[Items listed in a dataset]
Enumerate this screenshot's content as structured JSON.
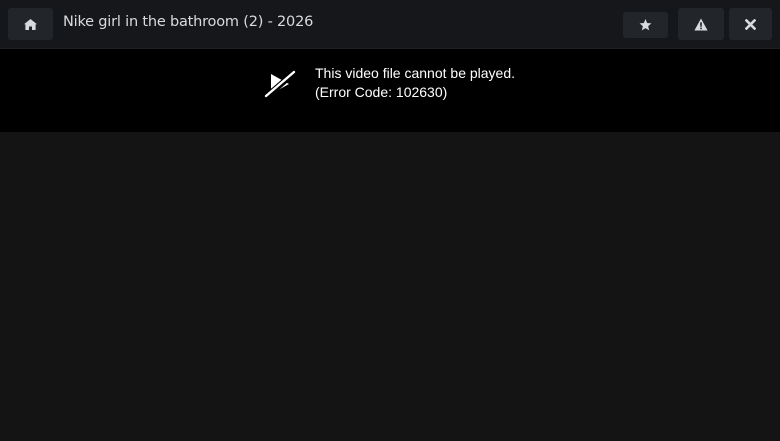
{
  "header": {
    "title": "Nike girl in the bathroom (2) - 2026",
    "home_icon": "home-icon",
    "star_icon": "star-icon",
    "warning_icon": "warning-icon",
    "close_icon": "close-icon"
  },
  "player": {
    "error_line1": "This video file cannot be played.",
    "error_line2": "(Error Code: 102630)",
    "error_icon": "video-off-icon"
  },
  "colors": {
    "topbar_bg": "#15171b",
    "button_bg": "#22252a",
    "player_bg": "#000000",
    "page_bg": "#141414",
    "text": "#d8dade"
  }
}
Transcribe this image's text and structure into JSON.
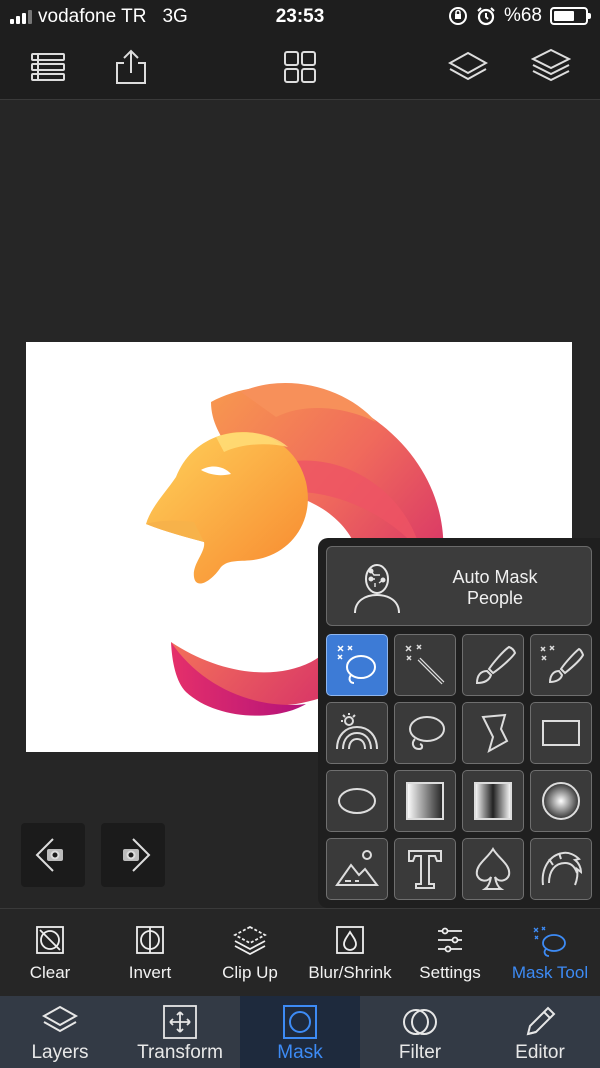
{
  "status_bar": {
    "carrier": "vodafone TR",
    "network": "3G",
    "time": "23:53",
    "battery_text": "%68",
    "battery_level": 0.68,
    "signal_bars_active": 3,
    "signal_bars_total": 4
  },
  "top_toolbar": {
    "items": [
      {
        "name": "layers-list-icon"
      },
      {
        "name": "share-icon"
      },
      {
        "name": "grid-icon"
      },
      {
        "name": "layer-stack-icon"
      },
      {
        "name": "layers-multi-icon"
      }
    ]
  },
  "canvas": {
    "image": "lion-head-logo",
    "colors": [
      "#f9a14b",
      "#f26f5b",
      "#d9236f"
    ]
  },
  "history": {
    "undo_icon": "undo-icon",
    "redo_icon": "redo-icon"
  },
  "mask_panel": {
    "auto_mask_line1": "Auto Mask",
    "auto_mask_line2": "People",
    "tools": [
      {
        "name": "lasso-select-tool",
        "active": true
      },
      {
        "name": "magic-wand-tool",
        "active": false
      },
      {
        "name": "brush-tool",
        "active": false
      },
      {
        "name": "smart-brush-tool",
        "active": false
      },
      {
        "name": "sky-select-tool",
        "active": false
      },
      {
        "name": "lasso-tool",
        "active": false
      },
      {
        "name": "polygon-lasso-tool",
        "active": false
      },
      {
        "name": "rectangle-tool",
        "active": false
      },
      {
        "name": "ellipse-tool",
        "active": false
      },
      {
        "name": "linear-gradient-tool",
        "active": false
      },
      {
        "name": "mirror-gradient-tool",
        "active": false
      },
      {
        "name": "radial-gradient-tool",
        "active": false
      },
      {
        "name": "landscape-shape-tool",
        "active": false
      },
      {
        "name": "text-mask-tool",
        "active": false
      },
      {
        "name": "spade-shape-tool",
        "active": false
      },
      {
        "name": "hair-mask-tool",
        "active": false
      }
    ]
  },
  "actions": [
    {
      "label": "Clear",
      "icon": "clear-icon",
      "active": false
    },
    {
      "label": "Invert",
      "icon": "invert-icon",
      "active": false
    },
    {
      "label": "Clip Up",
      "icon": "clip-up-icon",
      "active": false
    },
    {
      "label": "Blur/Shrink",
      "icon": "blur-icon",
      "active": false
    },
    {
      "label": "Settings",
      "icon": "sliders-icon",
      "active": false
    },
    {
      "label": "Mask Tool",
      "icon": "mask-tool-icon",
      "active": true
    }
  ],
  "tabs": [
    {
      "label": "Layers",
      "icon": "layers-icon",
      "active": false
    },
    {
      "label": "Transform",
      "icon": "transform-icon",
      "active": false
    },
    {
      "label": "Mask",
      "icon": "mask-icon",
      "active": true
    },
    {
      "label": "Filter",
      "icon": "filter-icon",
      "active": false
    },
    {
      "label": "Editor",
      "icon": "pencil-icon",
      "active": false
    }
  ],
  "colors": {
    "accent": "#3d8bf5",
    "active_tool": "#3d7bd6",
    "background": "#262626"
  }
}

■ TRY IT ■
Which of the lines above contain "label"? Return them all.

■ ANSWER BELOW ■
      "label": "Clear",
      "label": "Invert",
      "label": "Clip Up",
      "label": "Blur/Shrink",
      "label": "Settings",
      "label": "Mask Tool",
      "label": "Layers",
      "label": "Transform",
      "label": "Mask",
      "label": "Filter",
      "label": "Editor",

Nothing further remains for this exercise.